Cape Gazette
http://capegazette.villagesoup.com/p/1057629

Barefootin'

18th-Century West house waiting for next chapter to unfold

Sep 20, 2013
Photo by: Dennis Forney When Basil Claire restored the West house, he also added another smaller house, moved - according to Hazel Brittingham - from the St. Paul Street area of Lewes.  That's the left section of the overall structure shown in this current photograph.

On Lewes Beach, the Washington-area Lewis family's development of several lots in a parcel fronting Anglers Road is among several projects coming back to life after hibernating a few years during the recession.

The project stands out because of its unique location on Lewes Beach, but also because of the historic 18th-century West house contrasting starkly with the land preparation going on around it.

Back in 1983, the house constructed by William West in 1800 was included in the annual Lewes Historical Society House Tour during the Christmas season. That was when it sat at the corner of Market Street and Anglers Road and was in the full bloom of restoration work completed under the direction of its owner at the time, Basil Claire.

“Bas was the lawyer for a good friend of mine,” said Dale Parsons, whose Fisherman's Wharf property lies across the street from where the Claire house used to stand. “He was the district attorney for the city of Chester, Pa., for many years. He used the restored house as his summer place and enjoyed doing restoration work. He died many years ago. I don't think he'd be very happy with the way the place looks now.”

Realtor Dick Bryan said the Lewis family was planning to use the house as a gateway statement for the community it was developing behind where it sits now. “But things got held up in the project and the house was just kind of left to sit there.” He said he doesn't know current plans for the structure.

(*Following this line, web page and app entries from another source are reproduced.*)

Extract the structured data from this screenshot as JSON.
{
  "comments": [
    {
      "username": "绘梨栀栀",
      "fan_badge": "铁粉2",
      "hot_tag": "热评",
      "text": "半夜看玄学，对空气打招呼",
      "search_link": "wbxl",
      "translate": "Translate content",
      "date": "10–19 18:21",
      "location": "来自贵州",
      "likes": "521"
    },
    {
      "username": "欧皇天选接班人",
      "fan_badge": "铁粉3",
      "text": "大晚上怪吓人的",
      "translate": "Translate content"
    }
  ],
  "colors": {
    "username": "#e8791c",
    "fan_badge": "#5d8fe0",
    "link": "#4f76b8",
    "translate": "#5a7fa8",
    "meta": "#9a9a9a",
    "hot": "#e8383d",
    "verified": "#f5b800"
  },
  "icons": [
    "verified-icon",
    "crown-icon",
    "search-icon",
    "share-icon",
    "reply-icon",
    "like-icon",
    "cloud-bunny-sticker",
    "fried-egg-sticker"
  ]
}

Lewes Mayor Jim Ford said he recalls that the house was moved down Anglers Road a few years ago from its previous location at the corner of Anglers and Market so the property on which it sat could be subdivided for the heirs of Basil Claire's estate.

Since the house was moved, it appears that nothing more has been done, other than the ceaseless work wrought by nature. Its paint is peeling, boards are starting to curl, and grasses around it are growing tall and unchecked. That's not to say it can't be brought back to the glory achieved when Claire invested heavily into its preservation. Many of the stately and historic houses in Shipcarpenter Square looked a lot worse than the West house when they were first trucked into Lewes - sometimes in hundreds of pieces - for restoration.

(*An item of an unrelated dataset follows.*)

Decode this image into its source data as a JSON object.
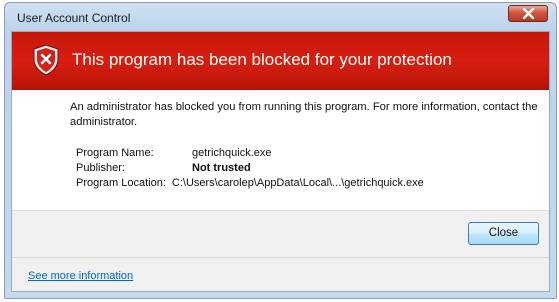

When Claire started on his restoration project, he had to first move the structure from its original location at the corner of what is now Savannah Road and Fourth Street. That corner is now owned by Beebe Medical Center and occupied by a clinical building used for doctors' offices.

According to Lewes historian Hazel Brittingham, when West first built the house, it fronted on what was then known as South Street, now Savannah Road. Years later, she said, the house was rotated 90 degrees to front on Fourth Street. That's how it was oriented when Claire took ownership of the structure and moved it to the Anglers and Market corner.

The Sussex County cypress shingles William West used to clad the house when it was originally built are known to wear thin before they rot. They are still protecting the house until its next chapter unfolds. In the meantime, however, few would argue with Lewes Historical Society Executive Director Mike DiPaolo's assessment: “It just looks sad in its current condition.”

This 1937 Everett Bryan photograph shows the William West house when it stood at the corner of Savannah Road and Fourth Street, and faced Fourth Street.  When it was originally constructed, the 1800 structure faced Savannah Road which was known at that time as South Street. (Courtesy of: Hazel Brittingham)
Comments (0)
If you wish to comment, please login.